* [WHAT THE TASK REQUIRES]:
Exactly the lines from the one holding "Convert this screenshot" to the end of the listing, both ends included, make up the expected answer.

* [DATA SUPPLIED]:
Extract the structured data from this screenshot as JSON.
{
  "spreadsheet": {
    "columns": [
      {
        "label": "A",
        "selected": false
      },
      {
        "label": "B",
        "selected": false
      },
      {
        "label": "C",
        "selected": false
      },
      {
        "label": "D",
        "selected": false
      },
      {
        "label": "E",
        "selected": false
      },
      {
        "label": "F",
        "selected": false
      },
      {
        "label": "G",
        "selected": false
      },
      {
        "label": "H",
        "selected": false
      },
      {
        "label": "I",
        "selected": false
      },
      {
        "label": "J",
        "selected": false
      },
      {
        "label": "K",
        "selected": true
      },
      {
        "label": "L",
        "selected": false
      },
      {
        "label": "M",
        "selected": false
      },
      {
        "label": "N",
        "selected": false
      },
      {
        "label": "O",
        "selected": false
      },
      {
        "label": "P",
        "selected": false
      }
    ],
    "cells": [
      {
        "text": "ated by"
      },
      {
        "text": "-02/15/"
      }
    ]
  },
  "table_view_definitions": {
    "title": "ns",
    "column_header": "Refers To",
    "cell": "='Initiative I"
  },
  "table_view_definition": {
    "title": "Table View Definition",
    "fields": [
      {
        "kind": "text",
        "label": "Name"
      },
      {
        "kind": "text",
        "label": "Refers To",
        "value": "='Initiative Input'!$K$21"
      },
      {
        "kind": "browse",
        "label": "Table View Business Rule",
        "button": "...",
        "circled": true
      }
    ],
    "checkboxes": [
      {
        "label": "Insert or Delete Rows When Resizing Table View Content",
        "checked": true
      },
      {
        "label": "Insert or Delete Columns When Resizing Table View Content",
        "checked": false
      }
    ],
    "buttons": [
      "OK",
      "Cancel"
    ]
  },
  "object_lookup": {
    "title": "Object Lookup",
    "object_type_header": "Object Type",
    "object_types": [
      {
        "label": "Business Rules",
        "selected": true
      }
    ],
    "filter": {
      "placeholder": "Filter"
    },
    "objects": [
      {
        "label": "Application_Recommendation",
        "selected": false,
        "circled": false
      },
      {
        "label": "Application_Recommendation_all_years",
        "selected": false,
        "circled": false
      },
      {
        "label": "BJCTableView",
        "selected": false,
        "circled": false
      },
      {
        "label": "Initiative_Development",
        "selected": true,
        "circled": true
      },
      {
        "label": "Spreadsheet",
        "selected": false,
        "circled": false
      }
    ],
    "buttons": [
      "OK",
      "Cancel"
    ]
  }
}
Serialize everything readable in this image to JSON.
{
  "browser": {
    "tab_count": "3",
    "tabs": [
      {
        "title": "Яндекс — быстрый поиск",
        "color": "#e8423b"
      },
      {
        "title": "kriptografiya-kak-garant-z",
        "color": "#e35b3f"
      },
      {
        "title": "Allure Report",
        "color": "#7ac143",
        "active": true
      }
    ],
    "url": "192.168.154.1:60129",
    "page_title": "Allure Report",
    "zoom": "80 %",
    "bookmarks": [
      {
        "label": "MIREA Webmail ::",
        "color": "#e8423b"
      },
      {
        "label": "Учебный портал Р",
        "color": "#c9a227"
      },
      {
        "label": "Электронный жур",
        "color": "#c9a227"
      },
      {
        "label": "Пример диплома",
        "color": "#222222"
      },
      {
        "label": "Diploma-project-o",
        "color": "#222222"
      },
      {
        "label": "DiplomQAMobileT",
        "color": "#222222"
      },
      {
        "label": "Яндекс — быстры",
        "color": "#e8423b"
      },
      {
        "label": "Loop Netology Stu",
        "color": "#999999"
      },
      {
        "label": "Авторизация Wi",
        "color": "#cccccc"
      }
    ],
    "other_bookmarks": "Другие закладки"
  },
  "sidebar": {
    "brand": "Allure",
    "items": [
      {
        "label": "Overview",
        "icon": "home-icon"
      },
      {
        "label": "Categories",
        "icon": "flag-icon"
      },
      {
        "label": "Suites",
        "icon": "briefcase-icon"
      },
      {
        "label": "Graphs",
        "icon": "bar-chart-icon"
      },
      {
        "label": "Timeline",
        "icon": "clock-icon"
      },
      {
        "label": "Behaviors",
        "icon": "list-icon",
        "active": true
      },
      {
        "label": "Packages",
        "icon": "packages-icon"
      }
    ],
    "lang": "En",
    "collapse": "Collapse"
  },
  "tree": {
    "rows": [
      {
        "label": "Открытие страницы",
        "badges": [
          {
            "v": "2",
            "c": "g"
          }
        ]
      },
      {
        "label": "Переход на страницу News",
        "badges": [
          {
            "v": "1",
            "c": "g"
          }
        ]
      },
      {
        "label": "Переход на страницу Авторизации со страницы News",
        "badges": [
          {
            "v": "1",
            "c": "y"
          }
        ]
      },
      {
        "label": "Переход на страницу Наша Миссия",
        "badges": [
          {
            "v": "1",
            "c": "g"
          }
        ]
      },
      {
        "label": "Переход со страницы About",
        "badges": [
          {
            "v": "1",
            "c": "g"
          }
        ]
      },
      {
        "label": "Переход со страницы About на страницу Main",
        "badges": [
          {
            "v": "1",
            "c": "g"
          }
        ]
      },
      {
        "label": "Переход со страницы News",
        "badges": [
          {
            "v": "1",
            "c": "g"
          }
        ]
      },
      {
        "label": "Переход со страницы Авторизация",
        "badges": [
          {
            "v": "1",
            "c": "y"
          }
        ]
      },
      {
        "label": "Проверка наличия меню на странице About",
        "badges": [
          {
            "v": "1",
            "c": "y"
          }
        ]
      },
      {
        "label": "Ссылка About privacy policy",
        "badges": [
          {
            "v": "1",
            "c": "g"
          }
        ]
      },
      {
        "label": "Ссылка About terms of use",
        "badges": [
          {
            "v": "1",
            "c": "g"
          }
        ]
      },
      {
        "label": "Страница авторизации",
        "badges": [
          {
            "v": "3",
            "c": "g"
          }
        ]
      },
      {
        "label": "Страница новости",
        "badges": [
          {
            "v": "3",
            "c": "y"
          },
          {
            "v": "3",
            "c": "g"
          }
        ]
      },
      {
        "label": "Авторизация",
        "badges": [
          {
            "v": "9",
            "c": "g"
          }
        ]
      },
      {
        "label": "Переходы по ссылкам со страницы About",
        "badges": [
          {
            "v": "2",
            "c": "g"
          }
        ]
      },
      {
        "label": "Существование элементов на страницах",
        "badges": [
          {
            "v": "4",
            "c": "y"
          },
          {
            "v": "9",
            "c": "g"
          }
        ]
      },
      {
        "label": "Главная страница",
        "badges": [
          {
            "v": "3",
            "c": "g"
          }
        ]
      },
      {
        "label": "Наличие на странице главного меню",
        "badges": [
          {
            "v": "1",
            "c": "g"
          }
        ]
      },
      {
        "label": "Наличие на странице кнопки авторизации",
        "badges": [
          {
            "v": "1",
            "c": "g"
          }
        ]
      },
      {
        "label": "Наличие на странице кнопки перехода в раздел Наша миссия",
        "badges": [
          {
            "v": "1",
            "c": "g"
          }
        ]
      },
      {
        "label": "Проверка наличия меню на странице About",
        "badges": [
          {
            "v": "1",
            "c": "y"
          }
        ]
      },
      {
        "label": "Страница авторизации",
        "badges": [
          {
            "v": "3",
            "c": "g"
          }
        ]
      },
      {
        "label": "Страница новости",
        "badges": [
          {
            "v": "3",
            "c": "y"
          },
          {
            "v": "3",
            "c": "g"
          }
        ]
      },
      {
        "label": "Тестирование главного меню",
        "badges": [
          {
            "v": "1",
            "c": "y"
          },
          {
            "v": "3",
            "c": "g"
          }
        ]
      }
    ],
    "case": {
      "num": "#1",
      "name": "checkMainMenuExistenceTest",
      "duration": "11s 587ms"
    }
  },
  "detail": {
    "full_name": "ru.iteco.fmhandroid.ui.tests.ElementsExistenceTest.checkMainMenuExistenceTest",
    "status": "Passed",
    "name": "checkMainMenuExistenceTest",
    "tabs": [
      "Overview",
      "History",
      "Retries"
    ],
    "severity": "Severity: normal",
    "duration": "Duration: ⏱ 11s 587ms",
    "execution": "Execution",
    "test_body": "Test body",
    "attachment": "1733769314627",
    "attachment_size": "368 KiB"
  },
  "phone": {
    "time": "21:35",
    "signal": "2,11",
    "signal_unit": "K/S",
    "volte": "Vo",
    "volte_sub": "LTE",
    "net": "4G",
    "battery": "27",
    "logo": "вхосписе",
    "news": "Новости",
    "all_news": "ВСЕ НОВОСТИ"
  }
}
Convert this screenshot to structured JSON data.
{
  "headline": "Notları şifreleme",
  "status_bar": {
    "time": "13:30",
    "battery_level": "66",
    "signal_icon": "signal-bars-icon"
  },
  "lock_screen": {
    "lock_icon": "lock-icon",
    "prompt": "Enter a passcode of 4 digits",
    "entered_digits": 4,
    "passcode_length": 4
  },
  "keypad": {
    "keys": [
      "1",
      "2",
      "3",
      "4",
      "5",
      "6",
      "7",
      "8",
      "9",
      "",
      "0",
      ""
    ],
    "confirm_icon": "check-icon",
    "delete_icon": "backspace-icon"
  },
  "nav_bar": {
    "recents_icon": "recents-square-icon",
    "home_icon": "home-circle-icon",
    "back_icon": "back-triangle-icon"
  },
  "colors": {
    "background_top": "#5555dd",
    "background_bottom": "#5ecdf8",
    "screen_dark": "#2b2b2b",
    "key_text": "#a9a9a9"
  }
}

* [RESPONSE TO THIS TASK]:
Convert this screenshot to structured JSON data.
{
  "headline": "Notları şifreleme",
  "status_bar": {
    "time": "13:30",
    "battery_level": "66",
    "signal_icon": "signal-bars-icon"
  },
  "lock_screen": {
    "lock_icon": "lock-icon",
    "prompt": "Enter a passcode of 4 digits",
    "entered_digits": 4,
    "passcode_length": 4
  },
  "keypad": {
    "keys": [
      "1",
      "2",
      "3",
      "4",
      "5",
      "6",
      "7",
      "8",
      "9",
      "",
      "0",
      ""
    ],
    "confirm_icon": "check-icon",
    "delete_icon": "backspace-icon"
  },
  "nav_bar": {
    "recents_icon": "recents-square-icon",
    "home_icon": "home-circle-icon",
    "back_icon": "back-triangle-icon"
  },
  "colors": {
    "background_top": "#5555dd",
    "background_bottom": "#5ecdf8",
    "screen_dark": "#2b2b2b",
    "key_text": "#a9a9a9"
  }
}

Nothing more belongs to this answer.